Search the records below for the word "Ayak". Copy each line where it occurs.

★ ★ ★ ★ ★ ★ ★

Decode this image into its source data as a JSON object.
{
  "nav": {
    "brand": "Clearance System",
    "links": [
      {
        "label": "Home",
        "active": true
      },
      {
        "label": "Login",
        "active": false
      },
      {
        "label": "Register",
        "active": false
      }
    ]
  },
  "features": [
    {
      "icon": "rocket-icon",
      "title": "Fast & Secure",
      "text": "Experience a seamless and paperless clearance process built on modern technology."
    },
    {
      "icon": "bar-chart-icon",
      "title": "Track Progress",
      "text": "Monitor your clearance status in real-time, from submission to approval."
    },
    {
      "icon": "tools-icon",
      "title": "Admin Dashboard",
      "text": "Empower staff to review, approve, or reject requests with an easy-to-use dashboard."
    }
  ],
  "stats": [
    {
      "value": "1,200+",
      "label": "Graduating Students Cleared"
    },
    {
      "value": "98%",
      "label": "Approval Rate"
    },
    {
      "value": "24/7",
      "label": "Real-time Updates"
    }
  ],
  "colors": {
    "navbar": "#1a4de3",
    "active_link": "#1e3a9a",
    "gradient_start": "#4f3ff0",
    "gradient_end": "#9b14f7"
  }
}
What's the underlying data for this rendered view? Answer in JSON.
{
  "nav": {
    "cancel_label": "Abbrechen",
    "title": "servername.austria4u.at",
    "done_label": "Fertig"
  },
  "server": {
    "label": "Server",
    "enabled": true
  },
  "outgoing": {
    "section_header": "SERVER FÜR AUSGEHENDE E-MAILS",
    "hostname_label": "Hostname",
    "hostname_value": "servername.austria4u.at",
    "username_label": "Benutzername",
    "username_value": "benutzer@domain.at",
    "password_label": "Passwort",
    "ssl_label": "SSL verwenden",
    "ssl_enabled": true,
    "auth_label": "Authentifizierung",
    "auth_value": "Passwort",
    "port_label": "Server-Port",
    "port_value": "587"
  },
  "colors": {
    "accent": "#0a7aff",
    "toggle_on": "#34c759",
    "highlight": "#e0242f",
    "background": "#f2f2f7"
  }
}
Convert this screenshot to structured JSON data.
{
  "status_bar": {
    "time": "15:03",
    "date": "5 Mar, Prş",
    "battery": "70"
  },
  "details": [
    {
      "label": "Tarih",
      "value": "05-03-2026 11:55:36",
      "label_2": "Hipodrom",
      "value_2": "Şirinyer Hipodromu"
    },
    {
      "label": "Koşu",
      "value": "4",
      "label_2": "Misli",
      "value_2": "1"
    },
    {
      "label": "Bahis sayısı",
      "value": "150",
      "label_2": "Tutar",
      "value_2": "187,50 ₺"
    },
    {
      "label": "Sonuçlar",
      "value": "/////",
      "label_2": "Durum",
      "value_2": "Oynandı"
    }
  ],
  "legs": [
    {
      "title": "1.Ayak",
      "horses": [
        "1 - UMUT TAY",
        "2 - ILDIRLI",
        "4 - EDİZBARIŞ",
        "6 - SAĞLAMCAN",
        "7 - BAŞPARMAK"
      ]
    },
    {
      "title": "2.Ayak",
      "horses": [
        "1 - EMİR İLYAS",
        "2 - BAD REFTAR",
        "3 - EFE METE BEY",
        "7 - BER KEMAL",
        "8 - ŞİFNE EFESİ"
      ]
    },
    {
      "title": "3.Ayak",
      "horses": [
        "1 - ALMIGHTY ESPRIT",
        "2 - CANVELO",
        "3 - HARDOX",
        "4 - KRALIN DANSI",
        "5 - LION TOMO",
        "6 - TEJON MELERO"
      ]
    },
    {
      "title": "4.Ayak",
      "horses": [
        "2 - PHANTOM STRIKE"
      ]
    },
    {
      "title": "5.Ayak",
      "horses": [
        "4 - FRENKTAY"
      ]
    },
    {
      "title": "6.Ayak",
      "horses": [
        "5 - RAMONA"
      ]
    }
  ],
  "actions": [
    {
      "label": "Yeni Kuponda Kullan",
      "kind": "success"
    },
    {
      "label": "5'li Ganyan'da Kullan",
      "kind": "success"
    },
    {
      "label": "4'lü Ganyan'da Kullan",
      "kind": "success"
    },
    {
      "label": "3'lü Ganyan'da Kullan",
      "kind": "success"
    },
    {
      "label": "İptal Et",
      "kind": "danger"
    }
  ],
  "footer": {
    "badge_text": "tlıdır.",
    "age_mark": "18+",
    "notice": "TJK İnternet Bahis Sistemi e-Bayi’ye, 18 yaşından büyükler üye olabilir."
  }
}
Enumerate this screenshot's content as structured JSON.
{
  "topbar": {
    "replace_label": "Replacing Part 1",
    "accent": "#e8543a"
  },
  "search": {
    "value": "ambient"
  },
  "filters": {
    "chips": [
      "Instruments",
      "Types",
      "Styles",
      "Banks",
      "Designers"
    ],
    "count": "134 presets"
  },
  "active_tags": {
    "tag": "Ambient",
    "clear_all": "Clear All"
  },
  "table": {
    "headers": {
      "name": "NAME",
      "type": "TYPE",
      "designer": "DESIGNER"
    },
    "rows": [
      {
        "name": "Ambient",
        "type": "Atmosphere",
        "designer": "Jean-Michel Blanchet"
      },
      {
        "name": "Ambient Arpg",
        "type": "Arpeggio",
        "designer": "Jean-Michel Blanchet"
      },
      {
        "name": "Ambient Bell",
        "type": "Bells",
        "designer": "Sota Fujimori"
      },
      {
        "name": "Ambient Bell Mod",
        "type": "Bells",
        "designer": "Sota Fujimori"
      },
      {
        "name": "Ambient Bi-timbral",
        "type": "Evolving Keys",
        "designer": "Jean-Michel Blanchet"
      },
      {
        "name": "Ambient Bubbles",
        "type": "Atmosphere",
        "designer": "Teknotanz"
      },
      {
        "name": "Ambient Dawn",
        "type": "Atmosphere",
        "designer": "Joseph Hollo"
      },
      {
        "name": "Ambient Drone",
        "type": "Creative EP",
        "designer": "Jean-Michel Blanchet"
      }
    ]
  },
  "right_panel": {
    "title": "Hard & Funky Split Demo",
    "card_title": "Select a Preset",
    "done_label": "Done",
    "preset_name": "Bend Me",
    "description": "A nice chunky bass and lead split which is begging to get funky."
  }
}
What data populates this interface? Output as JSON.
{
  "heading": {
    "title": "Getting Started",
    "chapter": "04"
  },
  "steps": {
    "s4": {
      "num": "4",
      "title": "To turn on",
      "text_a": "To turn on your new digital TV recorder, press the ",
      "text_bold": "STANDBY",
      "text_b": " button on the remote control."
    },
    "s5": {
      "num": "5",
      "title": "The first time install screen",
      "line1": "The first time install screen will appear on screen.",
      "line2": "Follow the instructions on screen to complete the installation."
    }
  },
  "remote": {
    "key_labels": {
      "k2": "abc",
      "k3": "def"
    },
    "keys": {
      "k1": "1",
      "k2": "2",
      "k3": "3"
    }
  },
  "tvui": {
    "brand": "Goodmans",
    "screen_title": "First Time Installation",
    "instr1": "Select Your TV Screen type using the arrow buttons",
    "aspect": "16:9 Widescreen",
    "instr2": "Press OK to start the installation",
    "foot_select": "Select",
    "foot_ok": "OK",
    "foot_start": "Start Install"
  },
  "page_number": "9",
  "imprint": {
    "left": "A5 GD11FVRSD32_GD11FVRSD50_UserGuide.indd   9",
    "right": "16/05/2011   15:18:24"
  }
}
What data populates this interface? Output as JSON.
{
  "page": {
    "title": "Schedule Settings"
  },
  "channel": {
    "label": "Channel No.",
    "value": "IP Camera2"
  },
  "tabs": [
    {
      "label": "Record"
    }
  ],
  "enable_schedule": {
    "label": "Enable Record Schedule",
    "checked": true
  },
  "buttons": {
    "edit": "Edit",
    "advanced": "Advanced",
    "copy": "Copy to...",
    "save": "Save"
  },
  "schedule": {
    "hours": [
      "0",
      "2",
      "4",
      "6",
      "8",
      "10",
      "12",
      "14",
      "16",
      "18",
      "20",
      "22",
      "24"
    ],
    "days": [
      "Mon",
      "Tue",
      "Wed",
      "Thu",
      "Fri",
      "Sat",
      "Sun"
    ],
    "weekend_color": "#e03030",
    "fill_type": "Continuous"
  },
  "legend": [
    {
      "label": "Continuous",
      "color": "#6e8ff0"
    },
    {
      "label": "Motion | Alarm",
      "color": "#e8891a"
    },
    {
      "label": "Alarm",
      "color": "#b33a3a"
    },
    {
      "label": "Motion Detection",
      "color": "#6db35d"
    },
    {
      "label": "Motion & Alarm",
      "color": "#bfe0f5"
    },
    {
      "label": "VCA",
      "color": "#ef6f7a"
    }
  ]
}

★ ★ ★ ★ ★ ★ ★

Solution for this task:
      "title": "1.Ayak",
      "title": "2.Ayak",
      "title": "3.Ayak",
      "title": "4.Ayak",
      "title": "5.Ayak",
      "title": "6.Ayak",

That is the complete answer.